February 21, 2003 11:55:09 PM

Lol, u seem to be having probs w/ it now. Let's not even go there asking about what happened w/ the multiple ati cards here.....let's just say some of em ended up either meeting fate with a hammer or in a rocket with ample gunpowder to destroy it.

"If everything seems under control, you're just not going fast enough."
- Mario Andretti
February 22, 2003 12:18:13 AM

What can I say. ATI the card I love to hate and hate to love. Loved my old AIW. Hated the Mach 64 cards before it. At this moment I love the 8500...I'm just having an argument with it.

It was working perfectly until I did something stupid. For some reason I decided update the drivers while I was still trying for maximum overclock. I simply had forgotten I was doing this. In the middle of the install the hard drive decided to stop working, PCI bus corruption or something like that. Typical stuff during extreme overclocking. Except instead of running unimportant benchmarks and test software I was doing a driver installation. Not the thing to be doing.

<b>99% is great, unless you are talking about system stability</b>
February 22, 2003 12:21:03 AM

Well my spose errr... vid card (Quadro DCC) doesn't have arguments with me. We don't cheat on each other either








Though right now I'm using a Quadro 980XGL!

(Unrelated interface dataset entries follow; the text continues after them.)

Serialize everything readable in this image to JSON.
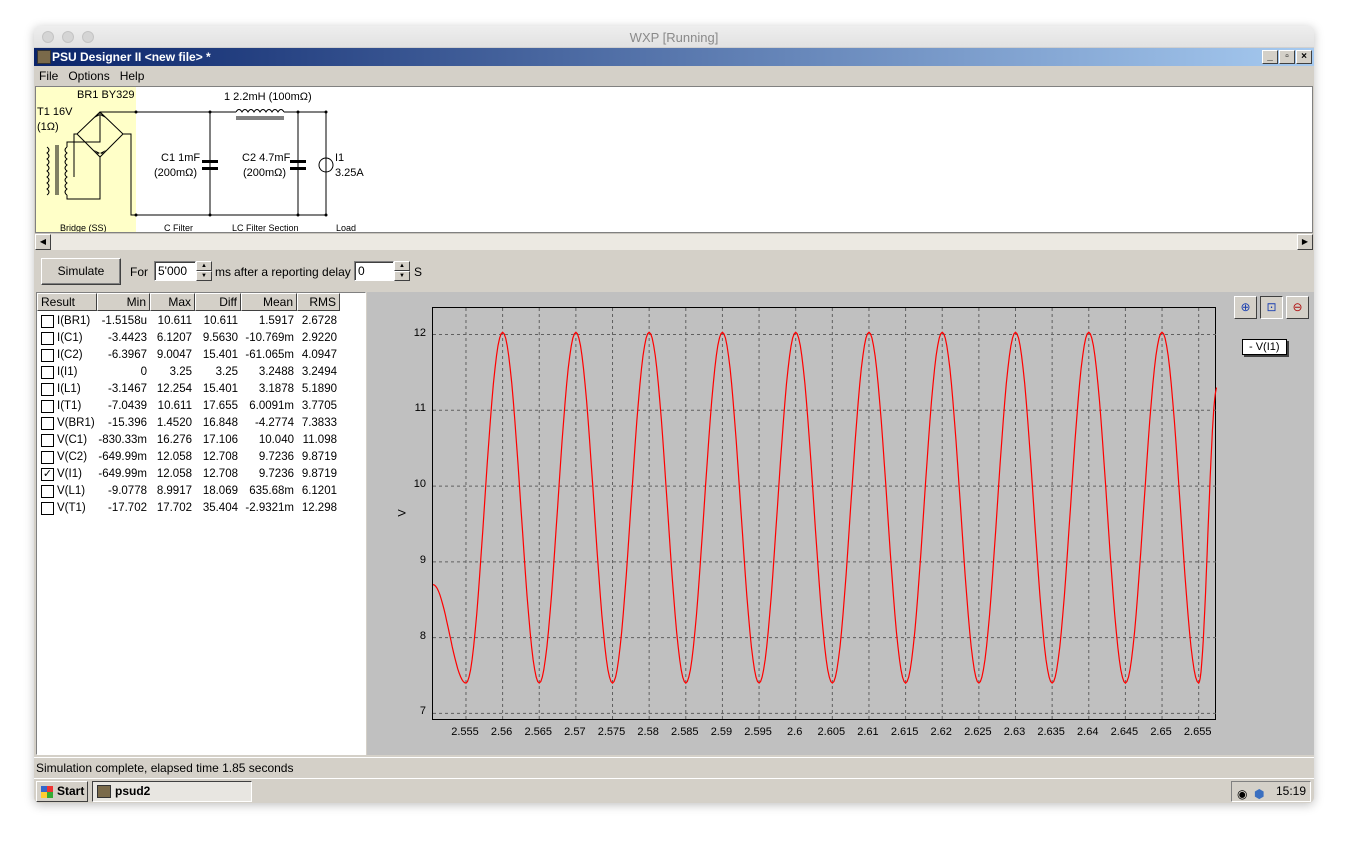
{
  "host_window": {
    "title": "WXP [Running]"
  },
  "app": {
    "title": "PSU Designer II  <new file> *"
  },
  "menu": [
    "File",
    "Options",
    "Help"
  ],
  "schematic": {
    "transformer": {
      "name": "T1 16V",
      "resistance": "(1Ω)"
    },
    "bridge": {
      "name": "BR1 BY329"
    },
    "c1": {
      "name": "C1 1mF",
      "esr": "(200mΩ)"
    },
    "inductor": {
      "name": "1 2.2mH (100mΩ)"
    },
    "c2": {
      "name": "C2 4.7mF",
      "esr": "(200mΩ)"
    },
    "load": {
      "name": "I1",
      "value": "3.25A"
    },
    "sections": [
      "Bridge (SS)",
      "C Filter",
      "LC Filter Section",
      "Load"
    ]
  },
  "simulate": {
    "button": "Simulate",
    "for_label": "For",
    "duration": "5'000",
    "ms_label": "ms",
    "delay_label": "after a reporting delay of",
    "delay": "0",
    "s_label": "S"
  },
  "results": {
    "headers": [
      "Result",
      "Min",
      "Max",
      "Diff",
      "Mean",
      "RMS"
    ],
    "rows": [
      {
        "name": "I(BR1)",
        "min": "-1.5158u",
        "max": "10.611",
        "diff": "10.611",
        "mean": "1.5917",
        "rms": "2.6728",
        "checked": false
      },
      {
        "name": "I(C1)",
        "min": "-3.4423",
        "max": "6.1207",
        "diff": "9.5630",
        "mean": "-10.769m",
        "rms": "2.9220",
        "checked": false
      },
      {
        "name": "I(C2)",
        "min": "-6.3967",
        "max": "9.0047",
        "diff": "15.401",
        "mean": "-61.065m",
        "rms": "4.0947",
        "checked": false
      },
      {
        "name": "I(I1)",
        "min": "0",
        "max": "3.25",
        "diff": "3.25",
        "mean": "3.2488",
        "rms": "3.2494",
        "checked": false
      },
      {
        "name": "I(L1)",
        "min": "-3.1467",
        "max": "12.254",
        "diff": "15.401",
        "mean": "3.1878",
        "rms": "5.1890",
        "checked": false
      },
      {
        "name": "I(T1)",
        "min": "-7.0439",
        "max": "10.611",
        "diff": "17.655",
        "mean": "6.0091m",
        "rms": "3.7705",
        "checked": false
      },
      {
        "name": "V(BR1)",
        "min": "-15.396",
        "max": "1.4520",
        "diff": "16.848",
        "mean": "-4.2774",
        "rms": "7.3833",
        "checked": false
      },
      {
        "name": "V(C1)",
        "min": "-830.33m",
        "max": "16.276",
        "diff": "17.106",
        "mean": "10.040",
        "rms": "11.098",
        "checked": false
      },
      {
        "name": "V(C2)",
        "min": "-649.99m",
        "max": "12.058",
        "diff": "12.708",
        "mean": "9.7236",
        "rms": "9.8719",
        "checked": false
      },
      {
        "name": "V(I1)",
        "min": "-649.99m",
        "max": "12.058",
        "diff": "12.708",
        "mean": "9.7236",
        "rms": "9.8719",
        "checked": true
      },
      {
        "name": "V(L1)",
        "min": "-9.0778",
        "max": "8.9917",
        "diff": "18.069",
        "mean": "635.68m",
        "rms": "6.1201",
        "checked": false
      },
      {
        "name": "V(T1)",
        "min": "-17.702",
        "max": "17.702",
        "diff": "35.404",
        "mean": "-2.9321m",
        "rms": "12.298",
        "checked": false
      }
    ]
  },
  "plot": {
    "legend": "- V(I1)",
    "toolbar_icons": [
      "zoom-in-icon",
      "zoom-window-icon",
      "zoom-out-icon"
    ]
  },
  "chart_data": {
    "type": "line",
    "ylabel": "V",
    "xlabel": "",
    "xlim": [
      2.5505,
      2.6575
    ],
    "ylim": [
      6.9,
      12.35
    ],
    "x_ticks": [
      "2.555",
      "2.56",
      "2.565",
      "2.57",
      "2.575",
      "2.58",
      "2.585",
      "2.59",
      "2.595",
      "2.6",
      "2.605",
      "2.61",
      "2.615",
      "2.62",
      "2.625",
      "2.63",
      "2.635",
      "2.64",
      "2.645",
      "2.65",
      "2.655"
    ],
    "y_ticks": [
      "7",
      "8",
      "9",
      "10",
      "11",
      "12"
    ],
    "grid": true,
    "series": [
      {
        "name": "V(I1)",
        "color": "#ff0000",
        "x": [
          2.5505,
          2.555,
          2.56,
          2.565,
          2.57,
          2.575,
          2.58,
          2.585,
          2.59,
          2.595,
          2.6,
          2.605,
          2.61,
          2.615,
          2.62,
          2.625,
          2.63,
          2.635,
          2.64,
          2.645,
          2.65,
          2.655,
          2.6575
        ],
        "y": [
          8.7,
          7.4,
          12.03,
          7.4,
          12.03,
          7.4,
          12.03,
          7.4,
          12.03,
          7.4,
          12.03,
          7.4,
          12.03,
          7.4,
          12.03,
          7.4,
          12.03,
          7.4,
          12.03,
          7.4,
          12.03,
          7.4,
          11.3
        ]
      }
    ]
  },
  "status": "Simulation complete, elapsed time 1.85 seconds",
  "taskbar": {
    "start": "Start",
    "task": "psud2",
    "clock": "15:19"
  }
}
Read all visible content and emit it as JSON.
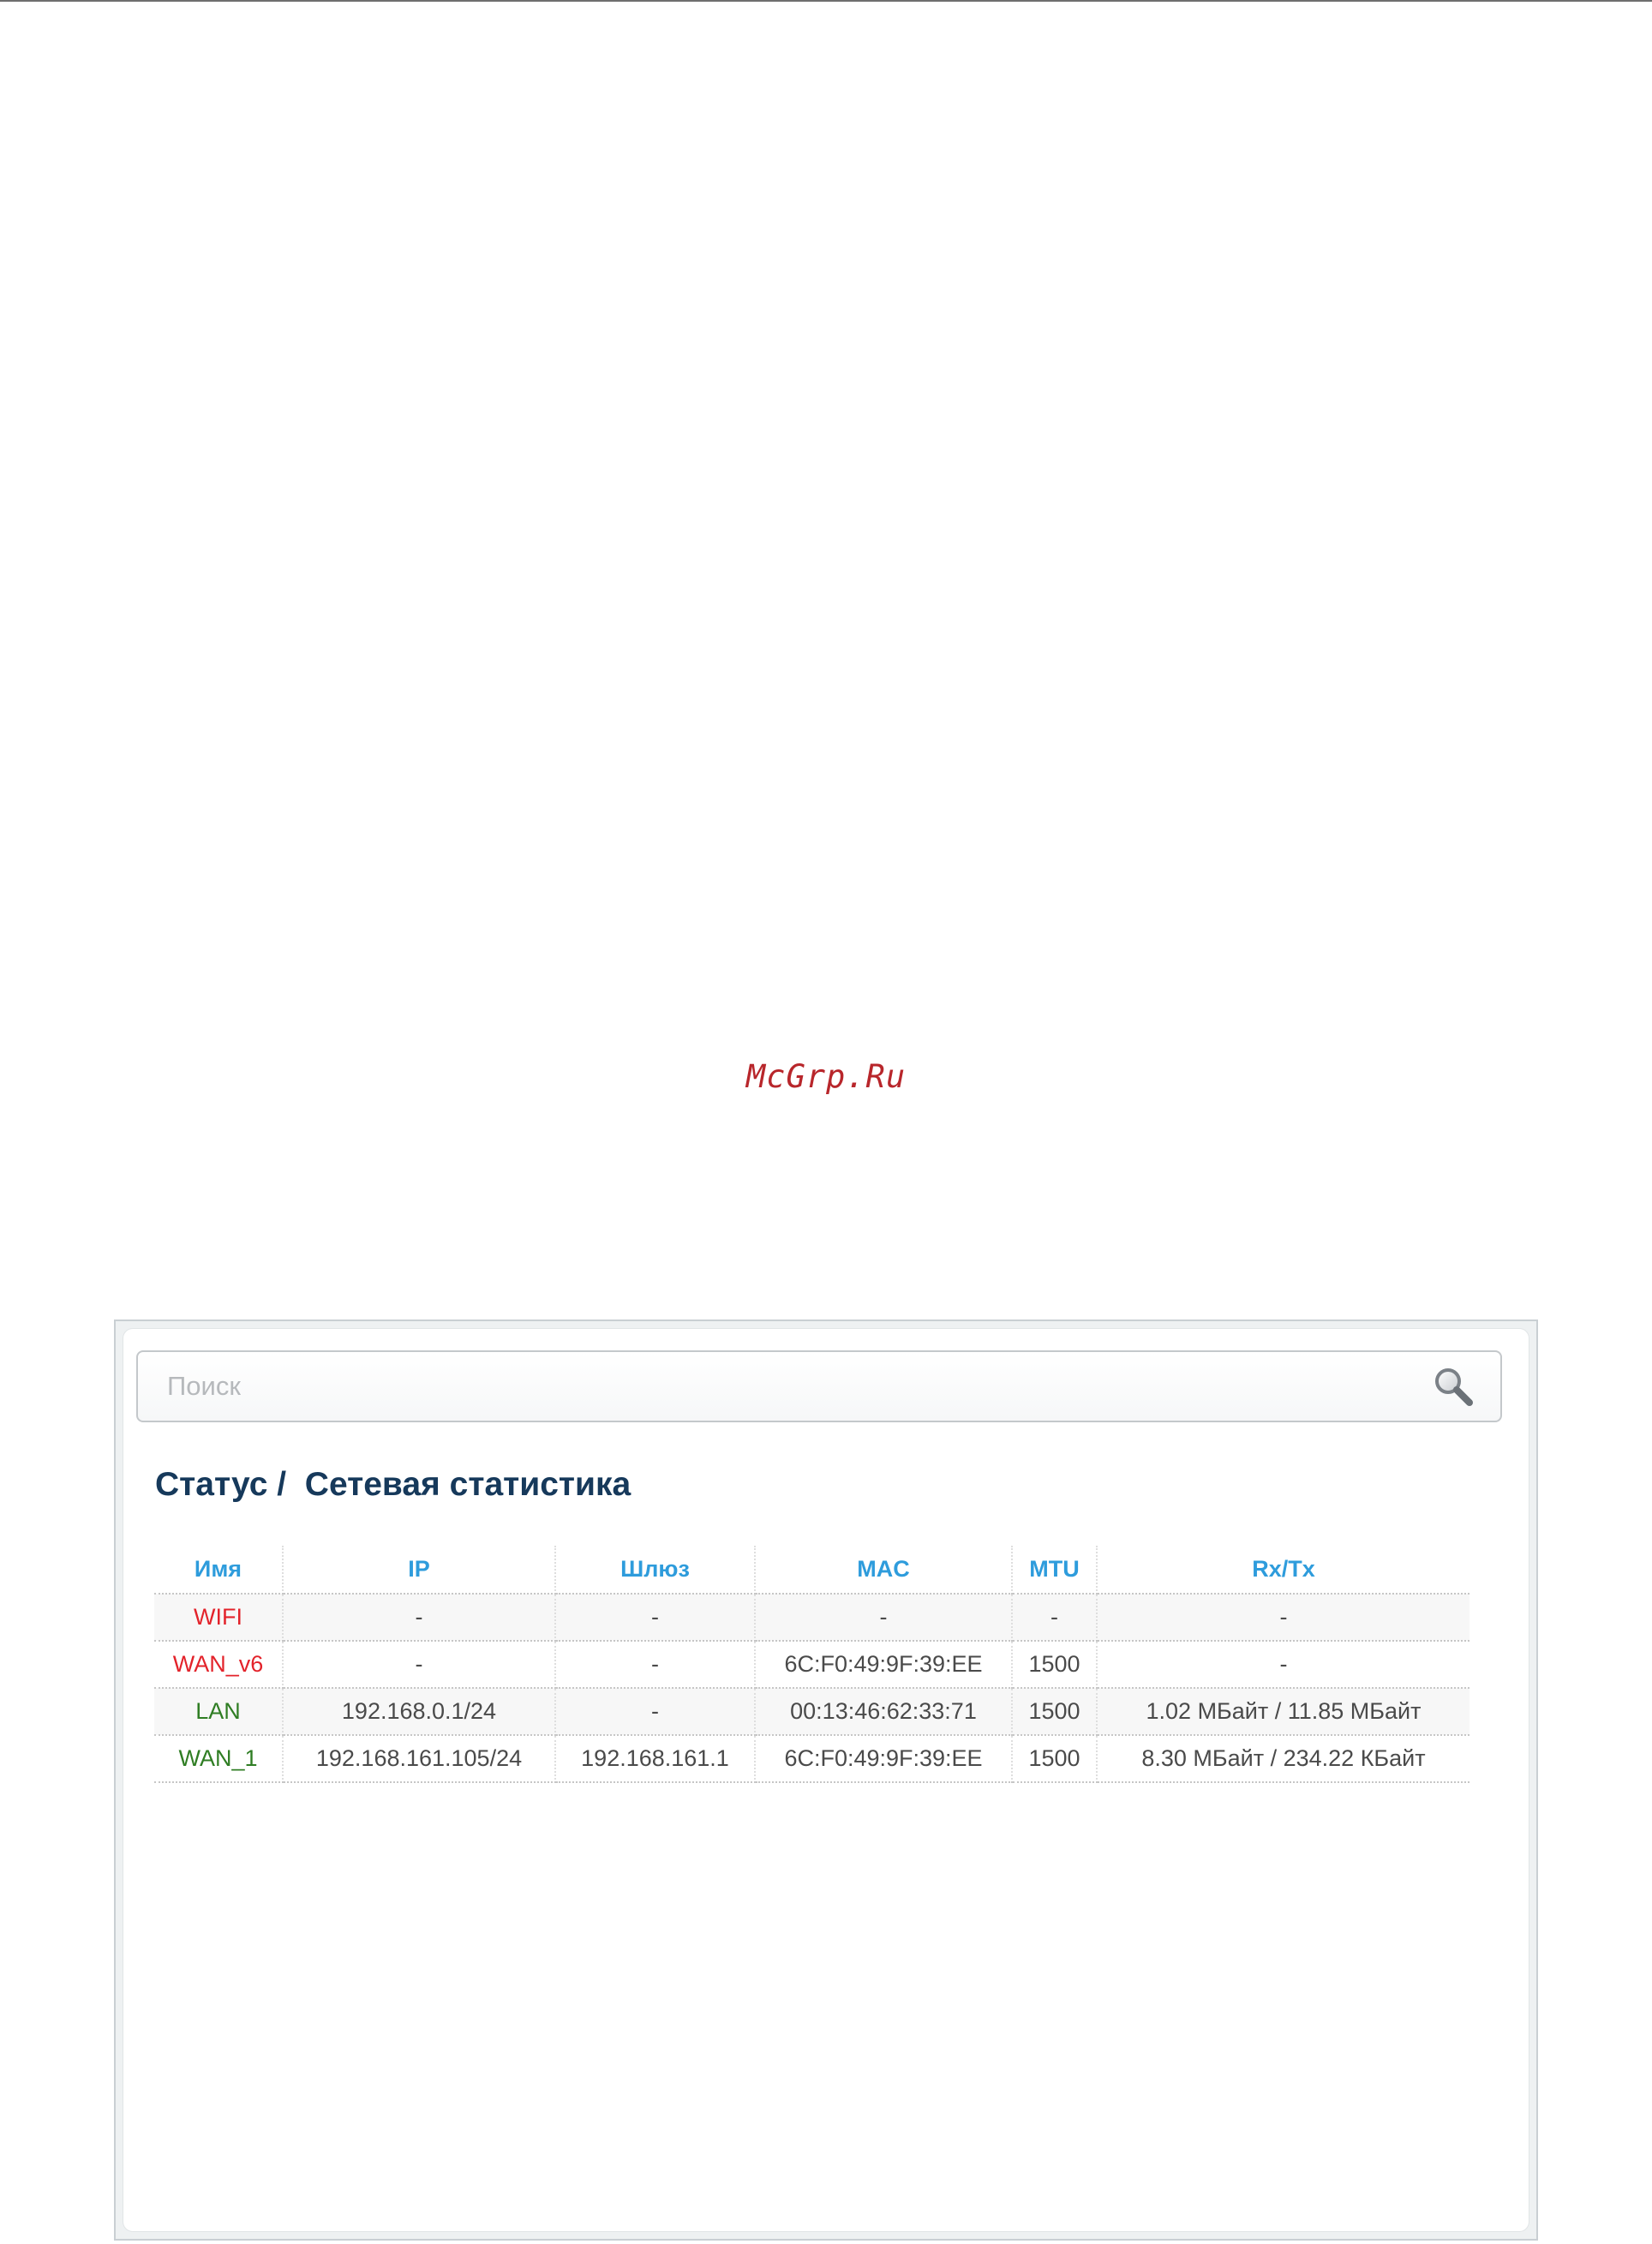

"If everything seems under control, you're just not going fast enough."
- Mario Andretti
!